Max Scherzer’s second rehab start from a strained left oblique on Wednesday was likely his last for the Double-A Binghamton Rumble Ponies, which is just the kind of good news the New York Mets need after getting swept for the second time in a week by the Houston Astros.
Scherzer stretched out to 80 pitches in Hartford, going 4.2 innings while allowing three runs (two earned) on four hits with eight strikeouts. Now his sights are set firmly on a return to the Mets.
“Felt good out there,” Scherzer said. “Had to work through some traffic and was able to come out and get five ups in, get 80 pitches in. Everything felt good. So I’m good to go.”
It’s been just under six weeks since the 37-year-old right-hander pulled himself out of an at-bat against Albert Pujols of the St. Louis Cardinals on May 18 after feeling a “zing” in his left side.
Given the trickiness and fragility of oblique injuries, he remained largely ahead of schedule to make his first rehab start last Tuesday for Binghamton — going three innings and 50 pitches — in what was initially believed to be his only outing before returning to the Mets.
Tightness in the area a few days later prompted one more start as a Rumble Pony just to confirm, which was pushed back 24 hours just to give him an extra day of rest.
“I knew I was going to have more in the tank based on how I recovered over the past couple of days,” Scherzer said. “I knew I was going to feel good. Then just try to work, work the sequences, work the pitches, and get on the attack. From that standpoint, that was good as well.”
The three-time Cy Young Award winner admitted that he probably could have thrown even more than the 80 pitches hurled on Wednesday, but the tenacious competitor wasn’t losing sight of the last bit of caution needed to get him back to the majors.
“I still felt like on the arm specifically I had another hitter or two in me,” he began. “But that’s where you have to be careful with this injury specifically of not going too far beyond where you were previously.”

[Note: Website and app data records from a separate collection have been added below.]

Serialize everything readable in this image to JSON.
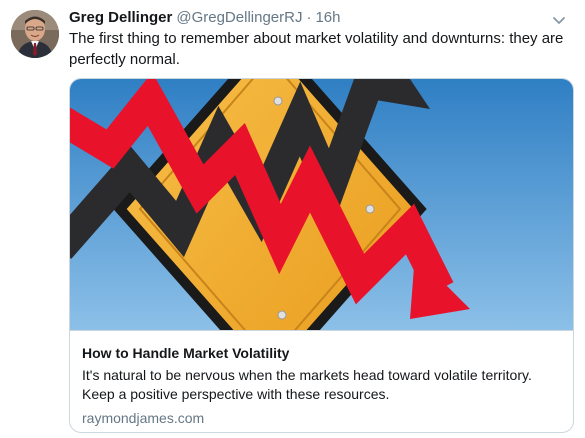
{
  "tweet": {
    "author_name": "Greg Dellinger",
    "author_handle": "@GregDellingerRJ",
    "separator": "·",
    "time": "16h",
    "text": "The first thing to remember about market volatility and downturns: they are perfectly normal."
  },
  "card": {
    "title": "How to Handle Market Volatility",
    "description": "It's natural to be nervous when the markets head toward volatile territory. Keep a positive perspective with these resources.",
    "domain": "raymondjames.com",
    "image_description_icon": "volatile-arrows-warning-sign-image"
  },
  "icons": {
    "caret": "chevron-down-icon"
  },
  "colors": {
    "text_primary": "#14171a",
    "text_secondary": "#657786",
    "border": "#ccd6dd",
    "sign_yellow": "#f5b22e",
    "arrow_red": "#e8132a",
    "arrow_dark": "#2b2b2d",
    "sky_blue": "#4a90c8"
  }
}
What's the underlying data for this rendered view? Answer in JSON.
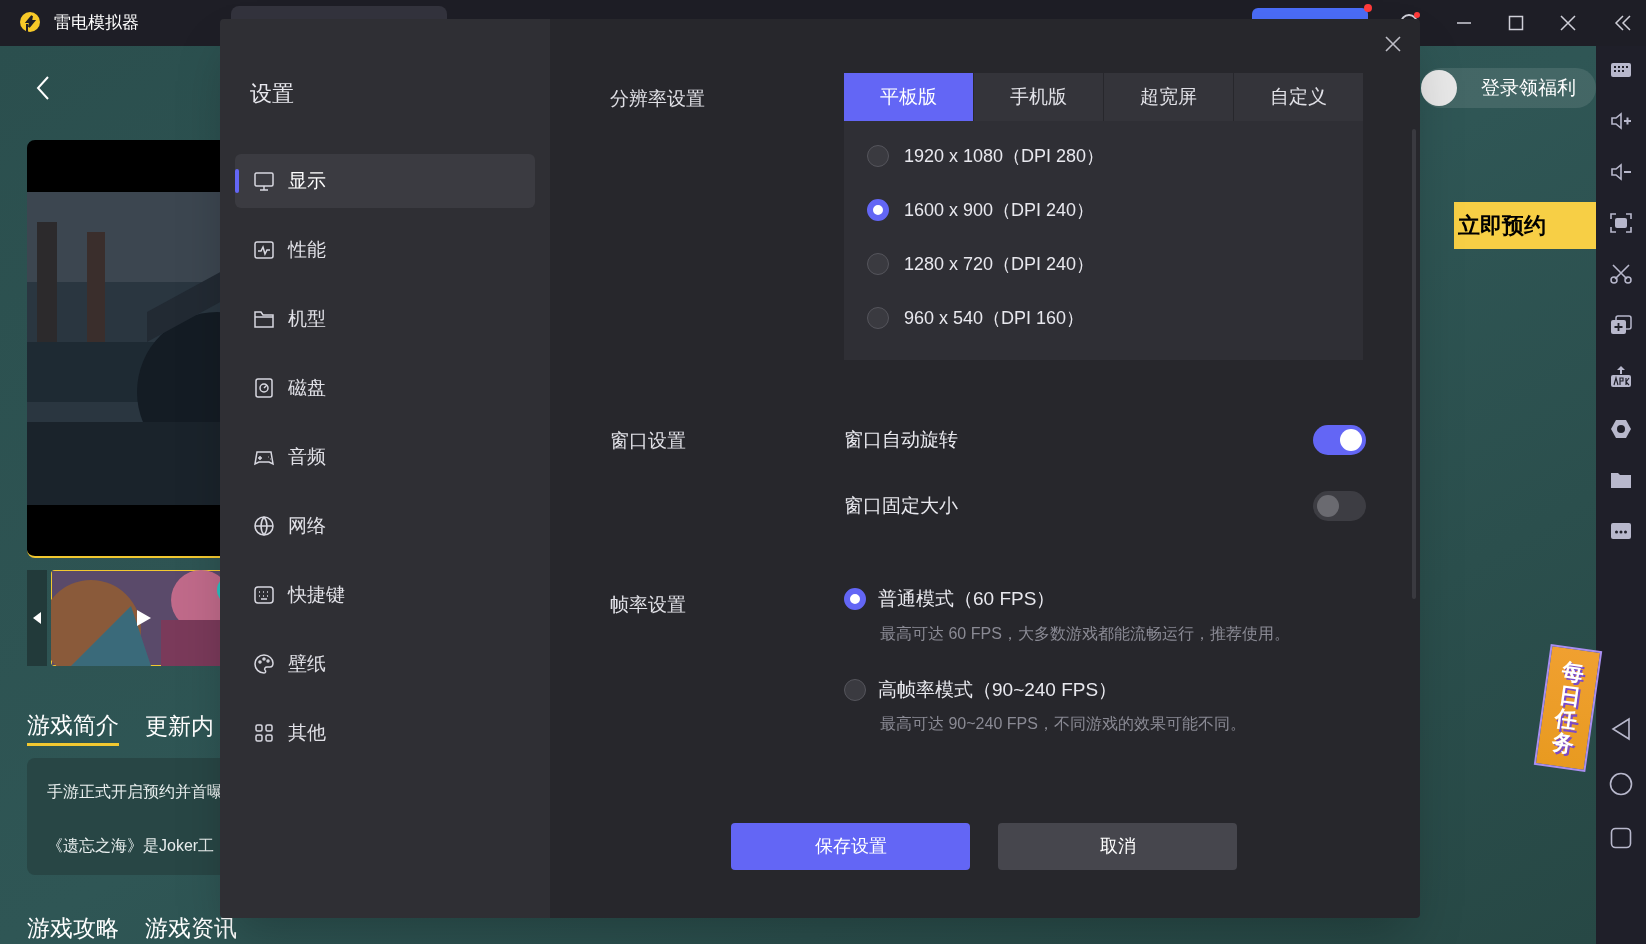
{
  "app": {
    "title": "雷电模拟器"
  },
  "background": {
    "tabs": [
      {
        "label": "游戏简介",
        "selected": true
      },
      {
        "label": "更新内",
        "selected": false
      }
    ],
    "intro_lines": [
      "手游正式开启预约并首曝",
      "《遗忘之海》是Joker工"
    ],
    "section_tabs": [
      "游戏攻略",
      "游戏资讯"
    ],
    "login_button": "登录领福利",
    "reserve_button": "立即预约",
    "daily_task": "每日任务"
  },
  "settings": {
    "title": "设置",
    "nav": [
      {
        "label": "显示",
        "kind": "monitor",
        "selected": true
      },
      {
        "label": "性能",
        "kind": "pulse",
        "selected": false
      },
      {
        "label": "机型",
        "kind": "folder",
        "selected": false
      },
      {
        "label": "磁盘",
        "kind": "disk",
        "selected": false
      },
      {
        "label": "音频",
        "kind": "gamepad",
        "selected": false
      },
      {
        "label": "网络",
        "kind": "globe",
        "selected": false
      },
      {
        "label": "快捷键",
        "kind": "keyboard",
        "selected": false
      },
      {
        "label": "壁纸",
        "kind": "palette",
        "selected": false
      },
      {
        "label": "其他",
        "kind": "grid",
        "selected": false
      }
    ],
    "resolution": {
      "label": "分辨率设置",
      "tabs": [
        {
          "label": "平板版",
          "selected": true
        },
        {
          "label": "手机版",
          "selected": false
        },
        {
          "label": "超宽屏",
          "selected": false
        },
        {
          "label": "自定义",
          "selected": false
        }
      ],
      "options": [
        {
          "label": "1920 x 1080（DPI 280）",
          "selected": false
        },
        {
          "label": "1600 x 900（DPI 240）",
          "selected": true
        },
        {
          "label": "1280 x 720（DPI 240）",
          "selected": false
        },
        {
          "label": "960 x 540（DPI 160）",
          "selected": false
        }
      ]
    },
    "window": {
      "label": "窗口设置",
      "toggles": [
        {
          "label": "窗口自动旋转",
          "on": true
        },
        {
          "label": "窗口固定大小",
          "on": false
        }
      ]
    },
    "frame_rate": {
      "label": "帧率设置",
      "options": [
        {
          "label": "普通模式（60 FPS）",
          "description": "最高可达 60 FPS，大多数游戏都能流畅运行，推荐使用。",
          "selected": true
        },
        {
          "label": "高帧率模式（90~240 FPS）",
          "description": "最高可达 90~240 FPS，不同游戏的效果可能不同。",
          "selected": false
        }
      ]
    },
    "buttons": {
      "save": "保存设置",
      "cancel": "取消"
    }
  }
}
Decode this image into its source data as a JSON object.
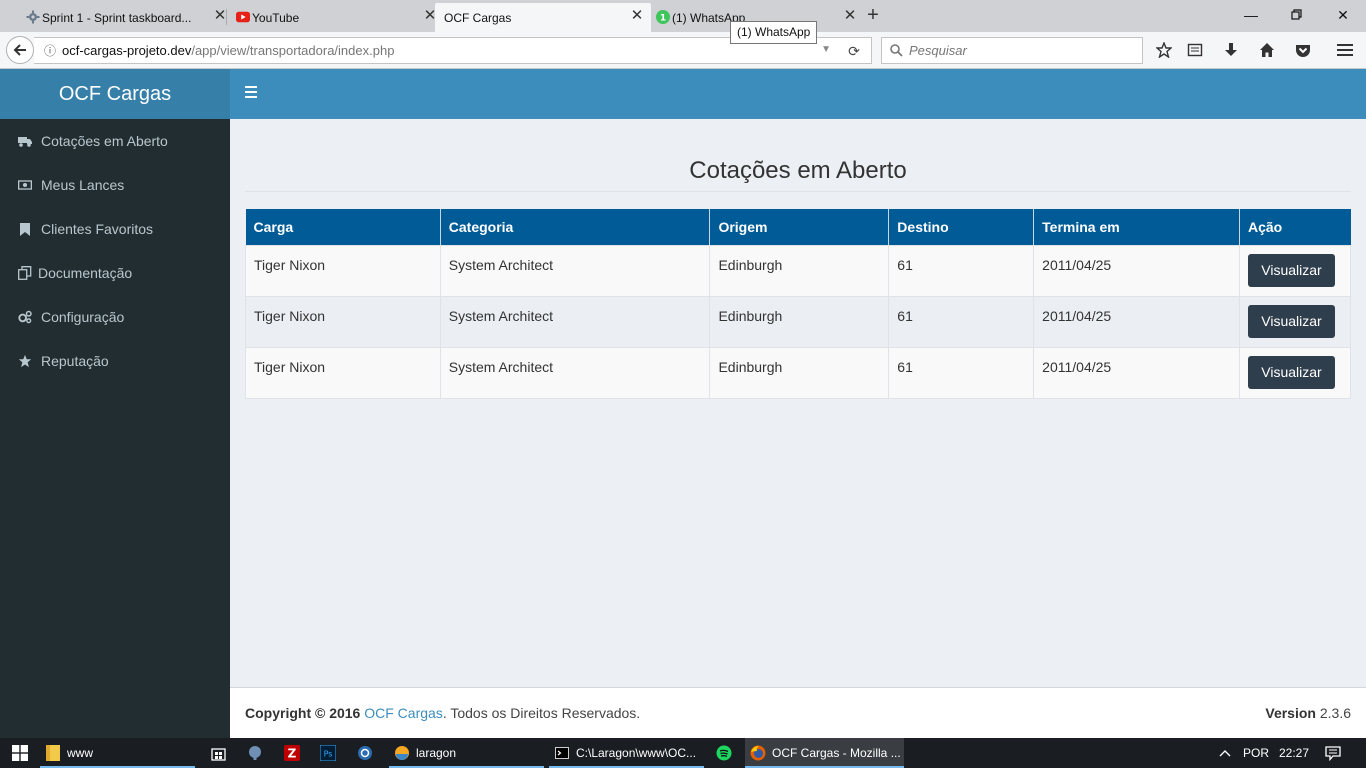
{
  "browser": {
    "tabs": [
      {
        "label": "Sprint 1 - Sprint taskboard..."
      },
      {
        "label": "YouTube"
      },
      {
        "label": "OCF Cargas"
      },
      {
        "label": "(1) WhatsApp",
        "badge": "1"
      }
    ],
    "tooltip": "(1) WhatsApp",
    "url_host": "ocf-cargas-projeto.dev",
    "url_path": "/app/view/transportadora/index.php",
    "search_placeholder": "Pesquisar"
  },
  "app": {
    "brand": "OCF Cargas",
    "sidebar": [
      {
        "label": "Cotações em Aberto",
        "icon": "truck-icon"
      },
      {
        "label": "Meus Lances",
        "icon": "money-icon"
      },
      {
        "label": "Clientes Favoritos",
        "icon": "bookmark-icon"
      },
      {
        "label": "Documentação",
        "icon": "files-icon"
      },
      {
        "label": "Configuração",
        "icon": "cogs-icon"
      },
      {
        "label": "Reputação",
        "icon": "star-icon"
      }
    ],
    "page_title": "Cotações em Aberto",
    "table": {
      "headers": [
        "Carga",
        "Categoria",
        "Origem",
        "Destino",
        "Termina em",
        "Ação"
      ],
      "rows": [
        {
          "carga": "Tiger Nixon",
          "categoria": "System Architect",
          "origem": "Edinburgh",
          "destino": "61",
          "termina": "2011/04/25",
          "acao": "Visualizar"
        },
        {
          "carga": "Tiger Nixon",
          "categoria": "System Architect",
          "origem": "Edinburgh",
          "destino": "61",
          "termina": "2011/04/25",
          "acao": "Visualizar"
        },
        {
          "carga": "Tiger Nixon",
          "categoria": "System Architect",
          "origem": "Edinburgh",
          "destino": "61",
          "termina": "2011/04/25",
          "acao": "Visualizar"
        }
      ]
    },
    "footer": {
      "copyright": "Copyright © 2016",
      "brand": "OCF Cargas",
      "rights": ". Todos os Direitos Reservados.",
      "version_label": "Version",
      "version_value": "2.3.6"
    }
  },
  "taskbar": {
    "items": [
      {
        "label": "www"
      },
      {
        "label": "laragon"
      },
      {
        "label": "C:\\Laragon\\www\\OC..."
      },
      {
        "label": "OCF Cargas - Mozilla ..."
      }
    ],
    "language": "POR",
    "time": "22:27"
  },
  "colors": {
    "header": "#3c8dbc",
    "brand_bg": "#367fa9",
    "sidebar": "#222d32",
    "table_header": "#005b96",
    "button": "#2f3e4d"
  }
}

The next step is ramping up for a start with the Mets, who are on their first three-game losing streak of the season and could certainly use the injection of top-tier pitching with Jacob deGrom and Tylor Megill still on the shelf.
“I feel really confident going through this turn now of how I’ll prepare for the next start,” Scherzer said. “It won’t be much rehabbing in the process so it won’t overload the oblique… which will allow me to make my next start in five days.”
That’s looking like — for now — a 4th of July start against the Reds in Cincinnati.
“Can’t wait,” he said.